It was said that the two jets entered the war tone country at different periods of time saying that “The Diamond DA42 entered service with the Sudan People’s Liberation Army in 2015 and the L-39 in 2016.”
According to the research agency, researchers were deployed in every region in South Sudan between May 2014 and June 2017, documenting weapon and ammunition holdings of armed groups including the SPLA and SPLA-in Opposition (SPLA-IO), the armed wing of rival Riek Machar’s political movement.
The dossier released on Thursday is the result of a four-year investigation and was released after South Sudan rival leaders signed a peace agreement in September.
The peace deal has since ended the nearly five year conflict in which almost more than 383,000 people were killed.
However, this year in July, the United Nations Security Council imposed new arms embargo on South Sudan, but the ammunition documented by the war research agency indicate that it entered South Sudan much earlier.
Surprisingly, the research findings suggest that neither the original supplier companies, nor the U.S. or Austrian governments were aware that the aircraft specifically might be re-transferred to South Sudan.
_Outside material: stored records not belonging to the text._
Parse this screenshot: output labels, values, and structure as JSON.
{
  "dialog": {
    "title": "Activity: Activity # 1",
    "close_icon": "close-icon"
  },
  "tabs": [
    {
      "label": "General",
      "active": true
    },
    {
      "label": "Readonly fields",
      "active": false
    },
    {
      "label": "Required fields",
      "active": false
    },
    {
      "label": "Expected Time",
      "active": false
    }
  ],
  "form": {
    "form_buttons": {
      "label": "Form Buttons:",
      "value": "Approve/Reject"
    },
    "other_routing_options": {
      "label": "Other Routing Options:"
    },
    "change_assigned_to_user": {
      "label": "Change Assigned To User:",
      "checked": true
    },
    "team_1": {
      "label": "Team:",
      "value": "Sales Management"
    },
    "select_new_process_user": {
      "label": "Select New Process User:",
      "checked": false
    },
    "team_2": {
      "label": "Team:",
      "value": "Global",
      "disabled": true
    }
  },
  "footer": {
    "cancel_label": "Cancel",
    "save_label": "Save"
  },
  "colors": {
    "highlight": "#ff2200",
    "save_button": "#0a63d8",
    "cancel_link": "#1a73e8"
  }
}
“The re-transfer from Uganda to South Sudan may have breached end-use or non-transfer commitments made to exporters as a prior condition of sale,” reads part of the report.
It was also documented that an assortment of 128 weapons ranging from assault rifles, and anti-tank guided weapons to man-portable air defense systems (MANPADS) and main battle tanks, as well as over 200,000 rounds of ammunition and other military materiel were used in the conflict across South Sudan for the period of over four years.
The report also revealed secret shipments of Sudanese and Chinese-manufactured weapons from Sudan to opposition fighters in South Sudan by air and land from 2014 until mid-2015.
While appearing on Aljazeera on Thursday, South Sudan army spokesperson General Lul Ruai Koang stated that “We did what was required of us to restock, resupply and defend the territorial integrity and to defend the democratic government from being toppled using illegal means.”
The equipment was purchased, “whether it came through Uganda or not, we had a legitimate cost, we had a good reason at a time South Sudan was fighting the rebellion,” Koang added.
Koang also said that South Sudan is a sovereign state and has the right to enter into contractual deals with any country it wishes for supply of weapons.
The report says Israel stopped supplying weapons to South Sudan in 2013, but China shipped large quantities of weapons and ammunition in 2014, the United Arab Emirates shipped armored personnel carriers in 2014 and Ukraine sent weapons in 2014 and 2016.
Efforts to reach Mr Ofwono Opondo the Uganda government spokesperson to give comment were futile as he could not be reached.
Uganda signed a military and defense cooperation agreement with South Sudan in October 2014.
In the agreement Kampala committed to procure arms for Juba sanctioned by the UN and EU.
The bilateral agreement was however transcendent by the regional IGAD peace agreement of August 2015, which ceased escalation of hostilities and member states also committed to stop military support to either side of the conflict.